Image by Trish H-C (Unsplash)

Celebrating the Autumn equinox – The Moon Festival in China

With the start of September and Autumn soon falling upon us with the promise of cooler weather, starry nights and the myriad of colours from fallen leaves, it is the perfect time to spend time with family and celebrate.  Lucy, one of our Senior Visitor Assistants, looks at the Moon Festival in China and of course explores some possible Scotch whiskies you can enjoy.

During the month of September, families in China come together to celebrate the Moon Festival, or otherwise known as the Mid-Autumn Festival, the Mooncake Festival, the Harvest Moon Festival or the Lantern Festival. This is the second most important festival in China after the Chinese New Year and takes place on the 10th September, the 15th day of the eight lunar month. On this day, the Moon is believed to be at its fullest and brightest size, coinciding with harvest time in the middle of Autumn.

During the festival, lanterns of all shapes and sizes are carried and displayed symbolising beacons of light to people’s path to good fortune and prosperity. In light of this, a Balvenie Scotch can be enjoyed as a token to providing prosperity for the future. Balvenie means the ‘village of luck’ in Gaelic and seems a fitting dram for a festival which has good fortune and luck at its heart.

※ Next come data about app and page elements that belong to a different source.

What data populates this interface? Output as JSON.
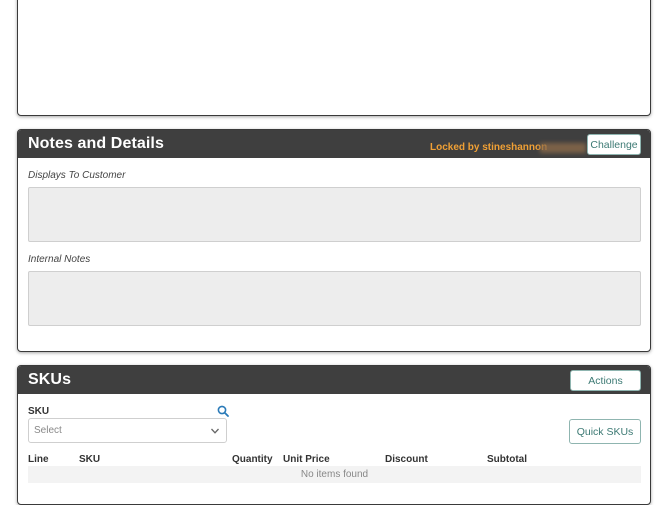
{
  "notes_section": {
    "title": "Notes and Details",
    "lock_text": "Locked by stineshannon",
    "challenge_label": "Challenge",
    "displays_to_customer_label": "Displays To Customer",
    "internal_notes_label": "Internal Notes"
  },
  "skus_section": {
    "title": "SKUs",
    "actions_label": "Actions",
    "sku_field_label": "SKU",
    "select_placeholder": "Select",
    "quick_skus_label": "Quick SKUs",
    "columns": [
      "Line",
      "SKU",
      "Quantity",
      "Unit Price",
      "Discount",
      "Subtotal"
    ],
    "empty_text": "No items found"
  },
  "colors": {
    "header_bg": "#3f3f3f",
    "lock_text": "#f0a035",
    "button_text": "#3d7a74",
    "search_icon": "#2a7ab8"
  },
  "icons": [
    "search-icon",
    "chevron-down-icon"
  ]
}
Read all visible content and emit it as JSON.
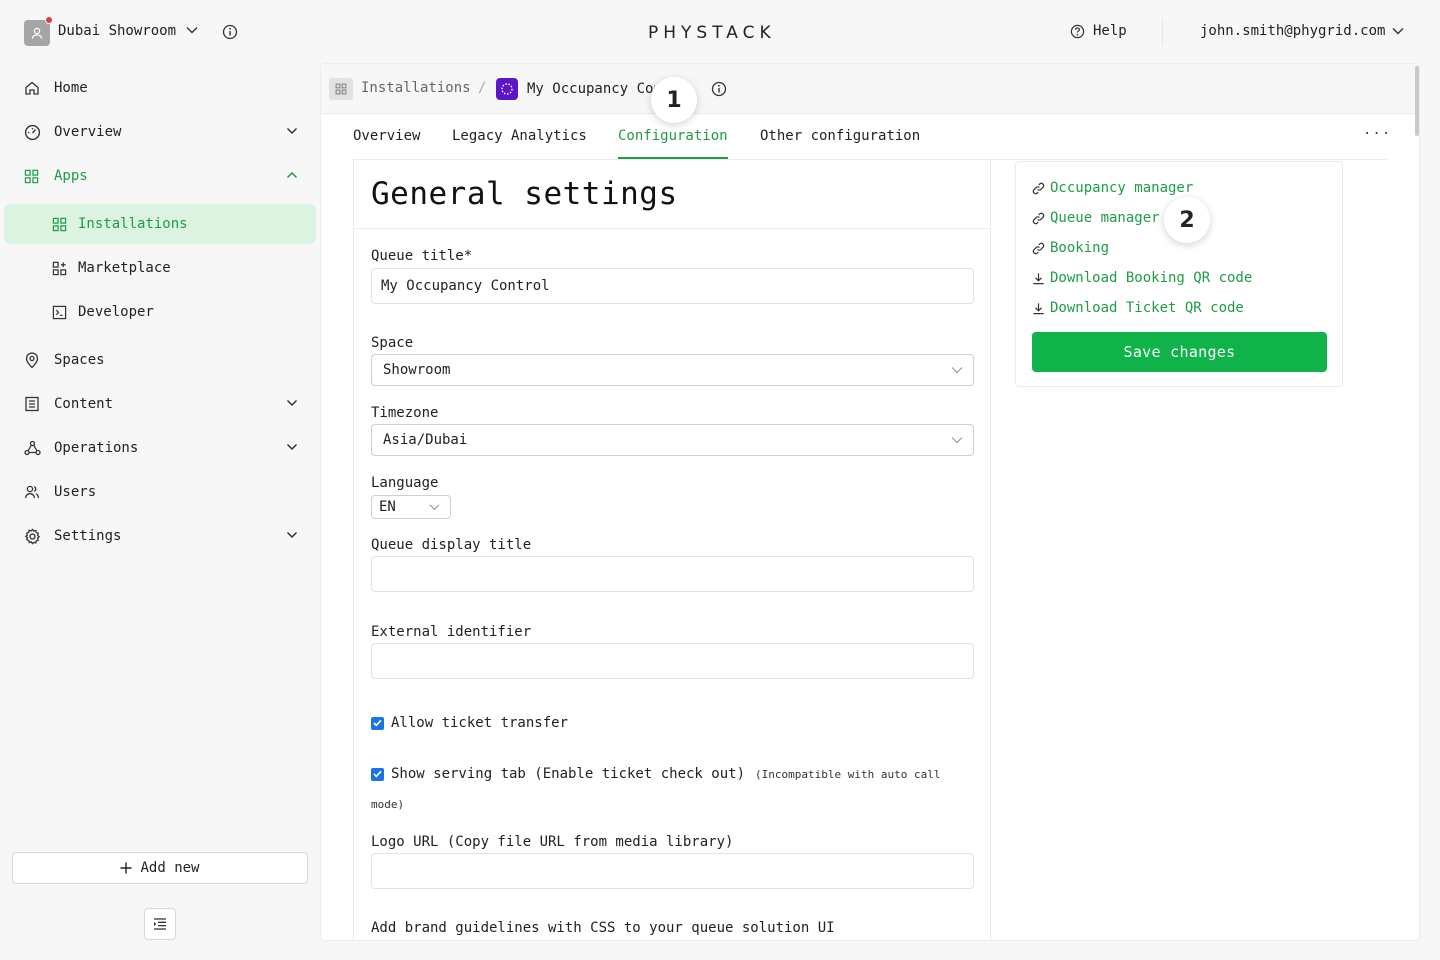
{
  "header": {
    "org_name": "Dubai Showroom",
    "brand": "PHYSTACK",
    "help_label": "Help",
    "user_email": "john.smith@phygrid.com"
  },
  "sidebar": {
    "items": [
      {
        "label": "Home",
        "icon": "home-icon"
      },
      {
        "label": "Overview",
        "icon": "gauge-icon"
      },
      {
        "label": "Apps",
        "icon": "grid-icon"
      },
      {
        "label": "Installations",
        "icon": "grid-icon"
      },
      {
        "label": "Marketplace",
        "icon": "grid-plus-icon"
      },
      {
        "label": "Developer",
        "icon": "terminal-icon"
      },
      {
        "label": "Spaces",
        "icon": "location-pin-icon"
      },
      {
        "label": "Content",
        "icon": "document-list-icon"
      },
      {
        "label": "Operations",
        "icon": "network-icon"
      },
      {
        "label": "Users",
        "icon": "users-icon"
      },
      {
        "label": "Settings",
        "icon": "gear-icon"
      }
    ],
    "add_new_label": "Add new"
  },
  "breadcrumb": {
    "root": "Installations",
    "separator": "/",
    "current": "My Occupancy Control"
  },
  "steps": {
    "one": "1",
    "two": "2"
  },
  "tabs": [
    {
      "label": "Overview"
    },
    {
      "label": "Legacy Analytics"
    },
    {
      "label": "Configuration",
      "active": true
    },
    {
      "label": "Other configuration"
    }
  ],
  "more_label": "···",
  "form": {
    "title": "General settings",
    "queue_title_label": "Queue title*",
    "queue_title_value": "My Occupancy Control",
    "space_label": "Space",
    "space_value": "Showroom",
    "timezone_label": "Timezone",
    "timezone_value": "Asia/Dubai",
    "language_label": "Language",
    "language_value": "EN",
    "display_title_label": "Queue display title",
    "display_title_value": "",
    "external_id_label": "External identifier",
    "external_id_value": "",
    "allow_transfer_label": "Allow ticket transfer",
    "allow_transfer_checked": true,
    "serving_tab_label": "Show serving tab (Enable ticket check out)",
    "serving_tab_note_1": "(Incompatible with auto call",
    "serving_tab_note_2": "mode)",
    "serving_tab_checked": true,
    "logo_url_label": "Logo URL (Copy file URL from media library)",
    "logo_url_value": "",
    "brand_css_label": "Add brand guidelines with CSS to your queue solution UI"
  },
  "side_links": [
    {
      "label": "Occupancy manager",
      "icon": "link-icon"
    },
    {
      "label": "Queue manager",
      "icon": "link-icon"
    },
    {
      "label": "Booking",
      "icon": "link-icon"
    },
    {
      "label": "Download Booking QR code",
      "icon": "download-icon"
    },
    {
      "label": "Download Ticket QR code",
      "icon": "download-icon"
    }
  ],
  "save_label": "Save changes",
  "colors": {
    "accent_green": "#1f9d45",
    "save_button": "#10b24a",
    "active_nav_bg": "#dcf3e2",
    "app_icon_purple": "#5d16c7",
    "notification_red": "#e53935",
    "checkbox_blue": "#1a73e8"
  }
}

Additionally, the autumn harvest and the reaping of rice and wheat is also at the core of festivities. Images of fields upon fields of grain being gathered come to mind and cereal grains, especially barley is an integral component to the production of Scotch whisky. Balvenie again seems fitting here as it is one of eight distilleries in Scotland to still have its own malting floor.

The use of barley has also been honoured in other whiskies including the Bruichladdich Islay Barley and the Benromach Organic. The Bruichladdich Islay Barley celebrates a malt produced using barley by a group of local farmers from across Islay and the elements of the whisky come together to tell the story of where the whisky is from.

The Benromach Organic, on the other hand, was first released in 2006 and is the world’s first certified organic whisky.  The whisky also consists of some spicy notes which could complement and accompany some of the spices and pumpkin seeds used in the making of mooncakes. Pumpkins are particularly seen as a sign of good health.

Furthermore, family is at the centre of the Moon Festival and Glenfarclas could be a good whisky here. Glenfarclas is one of the few family owned distilleries still in Scotland and is under the sixth generation of the Grant family. The use of the colour red in their packaging is a lovely reminder that red is important in Chinese culture as a symbol of happy events.

So why not grab some whisky, embrace the start of Autumn and spend some time with family this September.

Moon cake

Image by Yy Lam (Unspash)

To learn more about the Moon Festival, read on:

The legend of a Chinese Goddess in a tale of love and devotion …

The Festival celebrates family reunions, as well as a romantic occasion, and is rooted in many different myths and legends from over 3000 years ago.

One of the most famous is the legend of Chang’e, a Chinese Goddess and the story of a hero named Hou Yi. Hou Yi lived during a time where there were ten suns in the sky which caused people to die and crops to fail. The tale tells how Hou Yi shot down nine of the suns with his bow and arrow to save the Earth. He was then presented an elixir by the Queen of Heaven, Wangmu, to make him immortal and allow him to be a God in Heaven. However, Hou Yi did not drink the elixir because he wanted to remain with his wife, Chang’e, and told her to watch over the elixir instead.

One day though, there was an attempt to steal the elixir from her by one of Hou Yi’s students and Chang’e then drank the potion to foil the student’s plans. As a result, she flew to the moon where she would remain forever as the moon is considered the closest place on Earth to Heaven. People have prayed for her fortune ever since and during the Moon Festival, she’s presented with a variety of food offerings and festival-goers swear that they can see Chang’e dancing on the moon.


Image by Alexa Soh (Unspash)

The enjoyment of mooncakes in the light of the full moon ….

When the full moon rises, families get together to watch the full moon, eat moon cakes in the moon’s shadow and sing moon poems. It is believed that mooncakes were the favourite of Chang’e and are a Chinese pastry. A typical mooncake is often round in shape and consists of a rich filling made from sweet red bean or lotus seed paste and often contains yolks from salted duck eggs. The filling also consists of chopped nuts and seed such as pumpkin, walnut, peanut, watermelon and sesame along with pieces of rock sugar.

Although mooncakes are not often consumed during the year, everyone will have one during the Festival and the cakes would be commonly cut into the number of pieces that are equal to the number of family members as a symbolic gesture of sharing and reunion.

We hope you have enjoyed reading this blog and learning more about The Moon Festival and the whiskies to enjoy. Slainte.